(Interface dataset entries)
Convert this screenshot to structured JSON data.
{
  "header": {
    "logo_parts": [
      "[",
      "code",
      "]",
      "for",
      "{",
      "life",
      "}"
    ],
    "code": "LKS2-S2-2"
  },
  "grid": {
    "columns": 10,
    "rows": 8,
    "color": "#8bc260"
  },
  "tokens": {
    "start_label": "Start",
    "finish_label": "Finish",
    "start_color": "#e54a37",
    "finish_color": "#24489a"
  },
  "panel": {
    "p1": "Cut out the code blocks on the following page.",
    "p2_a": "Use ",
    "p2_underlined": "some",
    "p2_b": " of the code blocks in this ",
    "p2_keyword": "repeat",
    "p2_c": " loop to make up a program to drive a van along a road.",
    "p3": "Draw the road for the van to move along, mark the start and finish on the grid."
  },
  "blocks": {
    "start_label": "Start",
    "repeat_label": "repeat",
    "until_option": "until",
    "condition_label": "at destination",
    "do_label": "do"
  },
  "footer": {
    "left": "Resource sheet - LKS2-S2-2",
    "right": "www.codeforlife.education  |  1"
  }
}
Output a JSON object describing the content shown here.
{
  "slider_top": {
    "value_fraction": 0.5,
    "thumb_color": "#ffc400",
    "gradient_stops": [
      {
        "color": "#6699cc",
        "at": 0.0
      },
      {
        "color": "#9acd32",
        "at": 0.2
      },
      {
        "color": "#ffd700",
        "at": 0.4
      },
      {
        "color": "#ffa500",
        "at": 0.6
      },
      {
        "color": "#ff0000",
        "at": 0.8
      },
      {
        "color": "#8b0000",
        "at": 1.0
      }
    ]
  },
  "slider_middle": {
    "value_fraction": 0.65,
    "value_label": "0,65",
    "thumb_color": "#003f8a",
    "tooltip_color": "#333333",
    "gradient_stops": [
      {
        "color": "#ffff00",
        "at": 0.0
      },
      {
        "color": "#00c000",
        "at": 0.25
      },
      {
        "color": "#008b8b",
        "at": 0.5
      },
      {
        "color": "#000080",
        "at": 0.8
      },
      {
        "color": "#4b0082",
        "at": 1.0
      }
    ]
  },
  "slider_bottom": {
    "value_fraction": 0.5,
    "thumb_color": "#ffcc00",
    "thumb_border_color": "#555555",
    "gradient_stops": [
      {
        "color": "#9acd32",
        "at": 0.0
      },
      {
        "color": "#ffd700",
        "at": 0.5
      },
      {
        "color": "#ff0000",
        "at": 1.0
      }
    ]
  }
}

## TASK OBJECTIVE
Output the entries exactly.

## SOLUTION TO THE EXERCISE
Convert this screenshot to structured JSON data.
{
  "header": {
    "logo_parts": [
      "[",
      "code",
      "]",
      "for",
      "{",
      "life",
      "}"
    ],
    "code": "LKS2-S2-2"
  },
  "grid": {
    "columns": 10,
    "rows": 8,
    "color": "#8bc260"
  },
  "tokens": {
    "start_label": "Start",
    "finish_label": "Finish",
    "start_color": "#e54a37",
    "finish_color": "#24489a"
  },
  "panel": {
    "p1": "Cut out the code blocks on the following page.",
    "p2_a": "Use ",
    "p2_underlined": "some",
    "p2_b": " of the code blocks in this ",
    "p2_keyword": "repeat",
    "p2_c": " loop to make up a program to drive a van along a road.",
    "p3": "Draw the road for the van to move along, mark the start and finish on the grid."
  },
  "blocks": {
    "start_label": "Start",
    "repeat_label": "repeat",
    "until_option": "until",
    "condition_label": "at destination",
    "do_label": "do"
  },
  "footer": {
    "left": "Resource sheet - LKS2-S2-2",
    "right": "www.codeforlife.education  |  1"
  }
}
Output a JSON object describing the content shown here.
{
  "slider_top": {
    "value_fraction": 0.5,
    "thumb_color": "#ffc400",
    "gradient_stops": [
      {
        "color": "#6699cc",
        "at": 0.0
      },
      {
        "color": "#9acd32",
        "at": 0.2
      },
      {
        "color": "#ffd700",
        "at": 0.4
      },
      {
        "color": "#ffa500",
        "at": 0.6
      },
      {
        "color": "#ff0000",
        "at": 0.8
      },
      {
        "color": "#8b0000",
        "at": 1.0
      }
    ]
  },
  "slider_middle": {
    "value_fraction": 0.65,
    "value_label": "0,65",
    "thumb_color": "#003f8a",
    "tooltip_color": "#333333",
    "gradient_stops": [
      {
        "color": "#ffff00",
        "at": 0.0
      },
      {
        "color": "#00c000",
        "at": 0.25
      },
      {
        "color": "#008b8b",
        "at": 0.5
      },
      {
        "color": "#000080",
        "at": 0.8
      },
      {
        "color": "#4b0082",
        "at": 1.0
      }
    ]
  },
  "slider_bottom": {
    "value_fraction": 0.5,
    "thumb_color": "#ffcc00",
    "thumb_border_color": "#555555",
    "gradient_stops": [
      {
        "color": "#9acd32",
        "at": 0.0
      },
      {
        "color": "#ffd700",
        "at": 0.5
      },
      {
        "color": "#ff0000",
        "at": 1.0
      }
    ]
  }
}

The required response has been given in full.